TASK =>
Write out all of the records exactly once more and skip the images.

DATA SUPPLIED =>
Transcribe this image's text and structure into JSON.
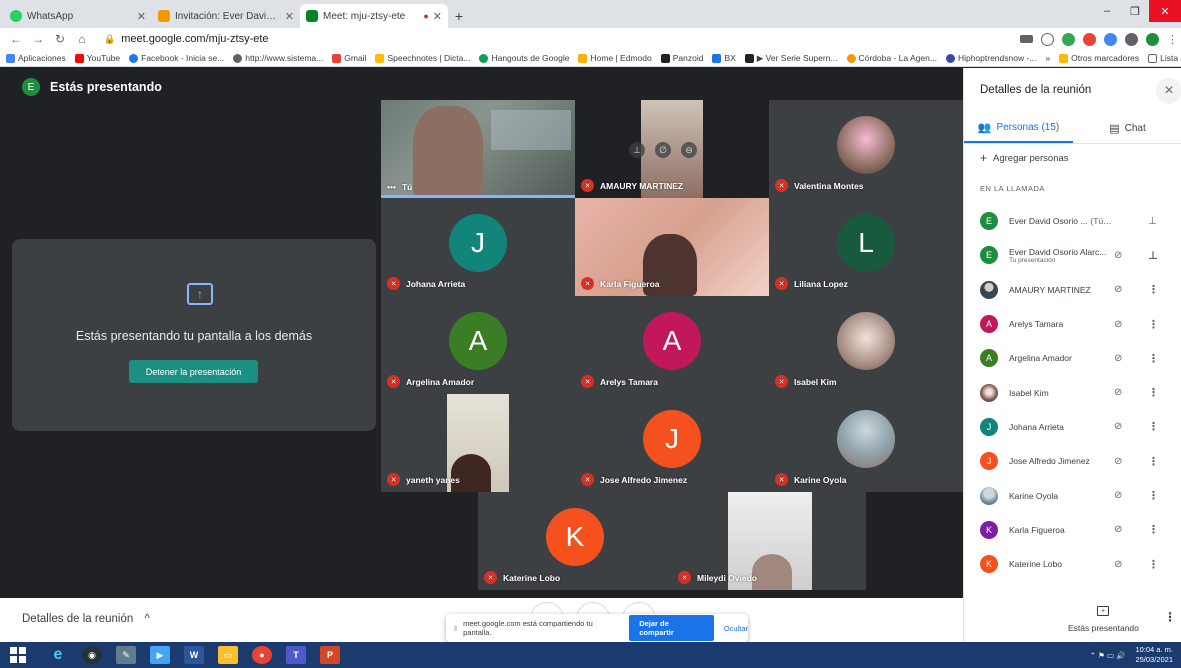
{
  "browser": {
    "tabs": [
      {
        "title": "WhatsApp",
        "favicon_color": "#25d366",
        "active": false
      },
      {
        "title": "Invitación: Ever David Osorio Ala",
        "favicon_color": "#f29900",
        "active": false
      },
      {
        "title": "Meet: mju-ztsy-ete",
        "favicon_color": "#00832d",
        "active": true
      }
    ],
    "url": "meet.google.com/mju-ztsy-ete",
    "bookmarks": [
      "Aplicaciones",
      "YouTube",
      "Facebook - Inicia se...",
      "http://www.sistema...",
      "Gmail",
      "Speechnotes | Dicta...",
      "Hangouts de Google",
      "Home | Edmodo",
      "Panzoid",
      "BX",
      "▶ Ver Serie Supern...",
      "Córdoba - La Agen...",
      "Hiphoptrendsnow -..."
    ],
    "bookmarks_overflow": "»",
    "other_bookmarks": "Otros marcadores",
    "reading_list": "Lista de lectura"
  },
  "meet": {
    "presenting_label": "Estás presentando",
    "presenter_initial": "E",
    "share_panel": {
      "message": "Estás presentando tu pantalla a los demás",
      "stop_button": "Detener la presentación"
    },
    "tiles": [
      {
        "name": "Tú",
        "type": "video",
        "muted": false
      },
      {
        "name": "AMAURY MARTINEZ",
        "type": "video",
        "muted": true
      },
      {
        "name": "Valentina Montes",
        "type": "photo",
        "muted": true
      },
      {
        "name": "Johana Arrieta",
        "type": "letter",
        "letter": "J",
        "color": "#12857a",
        "muted": true
      },
      {
        "name": "Karla Figueroa",
        "type": "video",
        "muted": true
      },
      {
        "name": "Liliana Lopez",
        "type": "letter",
        "letter": "L",
        "color": "#185a3e",
        "muted": true
      },
      {
        "name": "Argelina Amador",
        "type": "letter",
        "letter": "A",
        "color": "#3a7d24",
        "muted": true
      },
      {
        "name": "Arelys Tamara",
        "type": "letter",
        "letter": "A",
        "color": "#c2185b",
        "muted": true
      },
      {
        "name": "Isabel Kim",
        "type": "photo",
        "muted": true
      },
      {
        "name": "yaneth yanes",
        "type": "video",
        "muted": true
      },
      {
        "name": "Jose Alfredo Jimenez",
        "type": "letter",
        "letter": "J",
        "color": "#f4511e",
        "muted": true
      },
      {
        "name": "Karine Oyola",
        "type": "photo",
        "muted": true
      },
      {
        "name": "Katerine Lobo",
        "type": "letter",
        "letter": "K",
        "color": "#f4511e",
        "muted": true
      },
      {
        "name": "Mileydi Oviedo",
        "type": "video",
        "muted": true
      }
    ],
    "bottom": {
      "details_label": "Detalles de la reunión",
      "share_notice": "meet.google.com está compartiendo tu pantalla.",
      "stop_sharing": "Dejar de compartir",
      "hide": "Ocultar"
    }
  },
  "side_panel": {
    "title": "Detalles de la reunión",
    "tab_people": "Personas (15)",
    "tab_chat": "Chat",
    "add_people": "Agregar personas",
    "section_label": "EN LA LLAMADA",
    "participants": [
      {
        "name": "Ever David Osorio ...",
        "suffix": "(Tú)",
        "sub": "",
        "initial": "E",
        "color": "#1e8e3e"
      },
      {
        "name": "Ever David Osorio Alarc...",
        "suffix": "",
        "sub": "Tu presentación",
        "initial": "E",
        "color": "#1e8e3e"
      },
      {
        "name": "AMAURY MARTINEZ",
        "suffix": "",
        "sub": "",
        "initial": "",
        "color": "#5f6368"
      },
      {
        "name": "Arelys Tamara",
        "suffix": "",
        "sub": "",
        "initial": "A",
        "color": "#c2185b"
      },
      {
        "name": "Argelina Amador",
        "suffix": "",
        "sub": "",
        "initial": "A",
        "color": "#3a7d24"
      },
      {
        "name": "Isabel Kim",
        "suffix": "",
        "sub": "",
        "initial": "",
        "color": "#a1887f"
      },
      {
        "name": "Johana Arrieta",
        "suffix": "",
        "sub": "",
        "initial": "J",
        "color": "#12857a"
      },
      {
        "name": "Jose Alfredo Jimenez",
        "suffix": "",
        "sub": "",
        "initial": "J",
        "color": "#f4511e"
      },
      {
        "name": "Karine Oyola",
        "suffix": "",
        "sub": "",
        "initial": "",
        "color": "#90a4ae"
      },
      {
        "name": "Karla Figueroa",
        "suffix": "",
        "sub": "",
        "initial": "K",
        "color": "#7b1fa2"
      },
      {
        "name": "Katerine Lobo",
        "suffix": "",
        "sub": "",
        "initial": "K",
        "color": "#f4511e"
      }
    ],
    "presenting_label": "Estás presentando"
  },
  "taskbar": {
    "time": "10:04 a. m.",
    "date": "25/03/2021"
  }
}
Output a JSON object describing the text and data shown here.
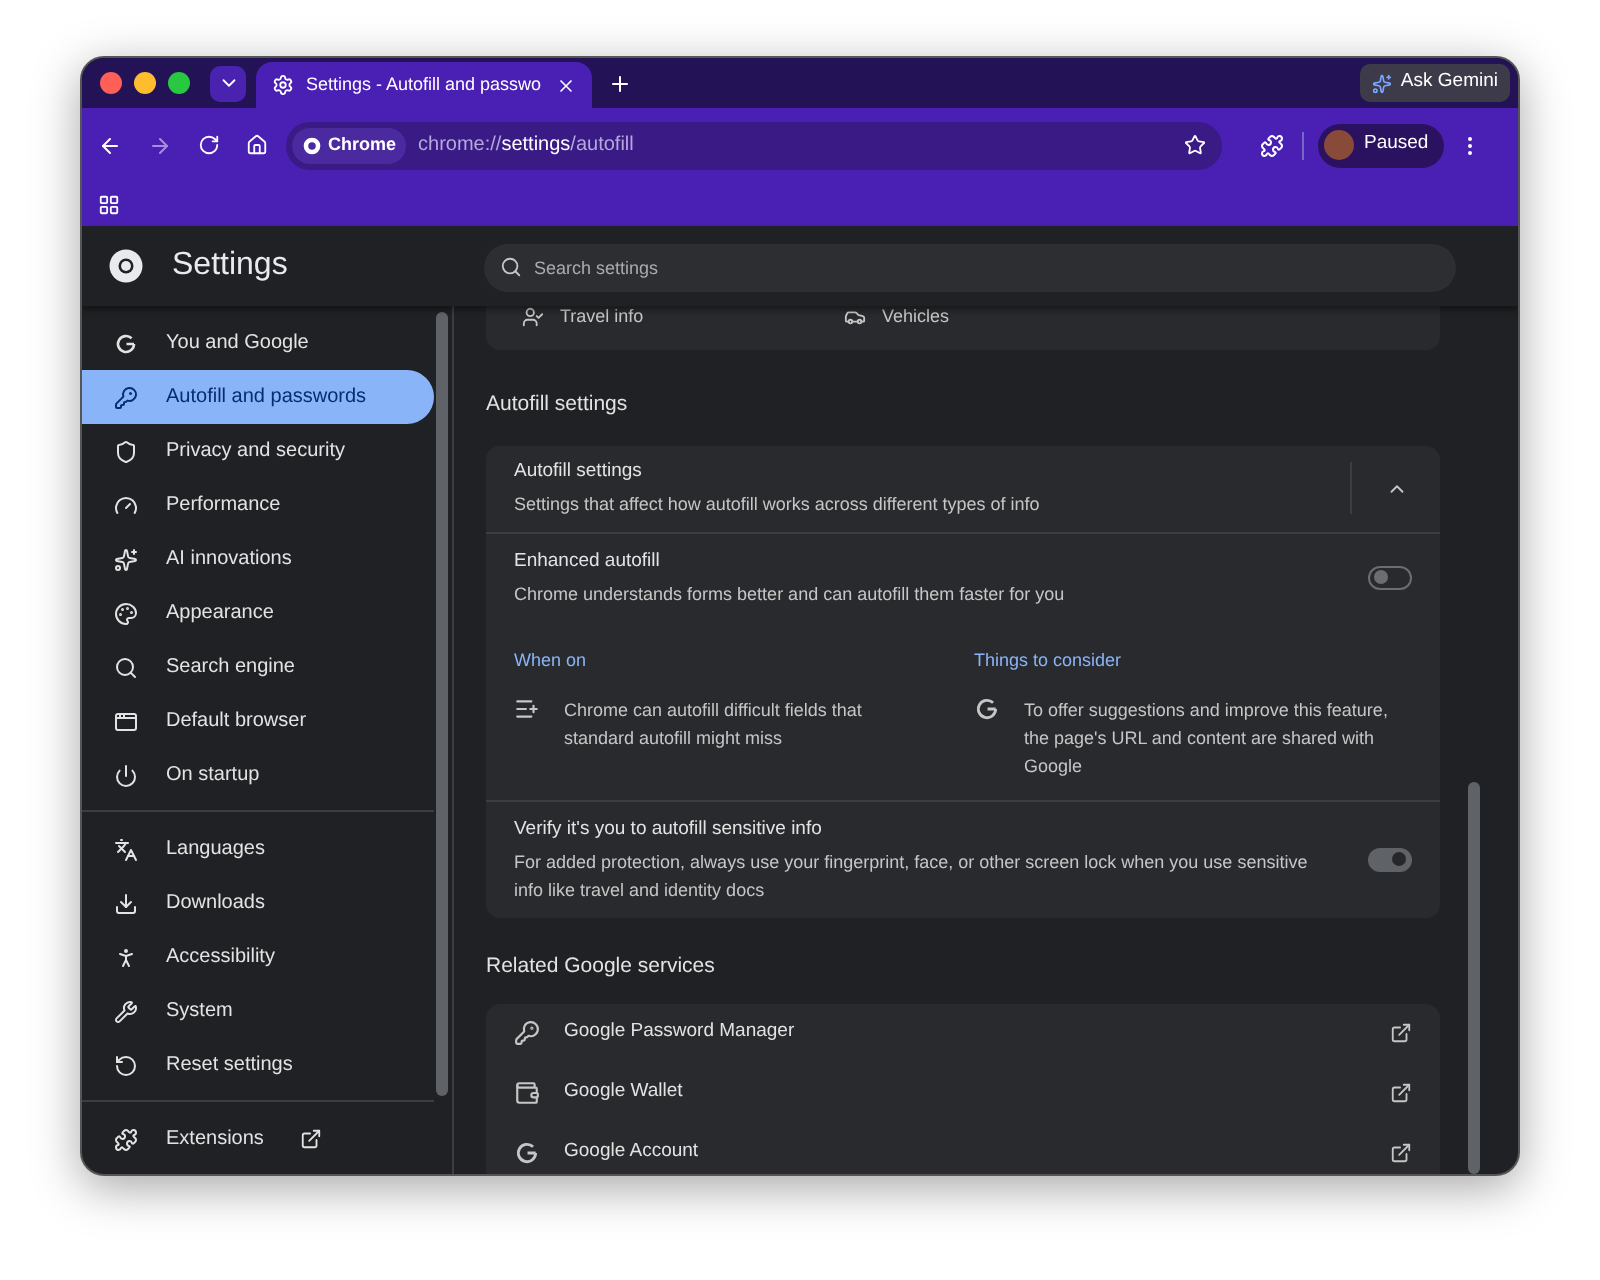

WORKED SOLUTION =>
Transcribe this image's text and structure into JSON.
{
  "browser": {
    "tabs": [
      {
        "title": "WhatsApp",
        "favicon_color": "#25d366",
        "active": false
      },
      {
        "title": "Invitación: Ever David Osorio Ala",
        "favicon_color": "#f29900",
        "active": false
      },
      {
        "title": "Meet: mju-ztsy-ete",
        "favicon_color": "#00832d",
        "active": true
      }
    ],
    "url": "meet.google.com/mju-ztsy-ete",
    "bookmarks": [
      "Aplicaciones",
      "YouTube",
      "Facebook - Inicia se...",
      "http://www.sistema...",
      "Gmail",
      "Speechnotes | Dicta...",
      "Hangouts de Google",
      "Home | Edmodo",
      "Panzoid",
      "BX",
      "▶ Ver Serie Supern...",
      "Córdoba - La Agen...",
      "Hiphoptrendsnow -..."
    ],
    "bookmarks_overflow": "»",
    "other_bookmarks": "Otros marcadores",
    "reading_list": "Lista de lectura"
  },
  "meet": {
    "presenting_label": "Estás presentando",
    "presenter_initial": "E",
    "share_panel": {
      "message": "Estás presentando tu pantalla a los demás",
      "stop_button": "Detener la presentación"
    },
    "tiles": [
      {
        "name": "Tú",
        "type": "video",
        "muted": false
      },
      {
        "name": "AMAURY MARTINEZ",
        "type": "video",
        "muted": true
      },
      {
        "name": "Valentina Montes",
        "type": "photo",
        "muted": true
      },
      {
        "name": "Johana Arrieta",
        "type": "letter",
        "letter": "J",
        "color": "#12857a",
        "muted": true
      },
      {
        "name": "Karla Figueroa",
        "type": "video",
        "muted": true
      },
      {
        "name": "Liliana Lopez",
        "type": "letter",
        "letter": "L",
        "color": "#185a3e",
        "muted": true
      },
      {
        "name": "Argelina Amador",
        "type": "letter",
        "letter": "A",
        "color": "#3a7d24",
        "muted": true
      },
      {
        "name": "Arelys Tamara",
        "type": "letter",
        "letter": "A",
        "color": "#c2185b",
        "muted": true
      },
      {
        "name": "Isabel Kim",
        "type": "photo",
        "muted": true
      },
      {
        "name": "yaneth yanes",
        "type": "video",
        "muted": true
      },
      {
        "name": "Jose Alfredo Jimenez",
        "type": "letter",
        "letter": "J",
        "color": "#f4511e",
        "muted": true
      },
      {
        "name": "Karine Oyola",
        "type": "photo",
        "muted": true
      },
      {
        "name": "Katerine Lobo",
        "type": "letter",
        "letter": "K",
        "color": "#f4511e",
        "muted": true
      },
      {
        "name": "Mileydi Oviedo",
        "type": "video",
        "muted": true
      }
    ],
    "bottom": {
      "details_label": "Detalles de la reunión",
      "share_notice": "meet.google.com está compartiendo tu pantalla.",
      "stop_sharing": "Dejar de compartir",
      "hide": "Ocultar"
    }
  },
  "side_panel": {
    "title": "Detalles de la reunión",
    "tab_people": "Personas (15)",
    "tab_chat": "Chat",
    "add_people": "Agregar personas",
    "section_label": "EN LA LLAMADA",
    "participants": [
      {
        "name": "Ever David Osorio ...",
        "suffix": "(Tú)",
        "sub": "",
        "initial": "E",
        "color": "#1e8e3e"
      },
      {
        "name": "Ever David Osorio Alarc...",
        "suffix": "",
        "sub": "Tu presentación",
        "initial": "E",
        "color": "#1e8e3e"
      },
      {
        "name": "AMAURY MARTINEZ",
        "suffix": "",
        "sub": "",
        "initial": "",
        "color": "#5f6368"
      },
      {
        "name": "Arelys Tamara",
        "suffix": "",
        "sub": "",
        "initial": "A",
        "color": "#c2185b"
      },
      {
        "name": "Argelina Amador",
        "suffix": "",
        "sub": "",
        "initial": "A",
        "color": "#3a7d24"
      },
      {
        "name": "Isabel Kim",
        "suffix": "",
        "sub": "",
        "initial": "",
        "color": "#a1887f"
      },
      {
        "name": "Johana Arrieta",
        "suffix": "",
        "sub": "",
        "initial": "J",
        "color": "#12857a"
      },
      {
        "name": "Jose Alfredo Jimenez",
        "suffix": "",
        "sub": "",
        "initial": "J",
        "color": "#f4511e"
      },
      {
        "name": "Karine Oyola",
        "suffix": "",
        "sub": "",
        "initial": "",
        "color": "#90a4ae"
      },
      {
        "name": "Karla Figueroa",
        "suffix": "",
        "sub": "",
        "initial": "K",
        "color": "#7b1fa2"
      },
      {
        "name": "Katerine Lobo",
        "suffix": "",
        "sub": "",
        "initial": "K",
        "color": "#f4511e"
      }
    ],
    "presenting_label": "Estás presentando"
  },
  "taskbar": {
    "time": "10:04 a. m.",
    "date": "25/03/2021"
  }
}
Output a JSON object describing the text and data shown here.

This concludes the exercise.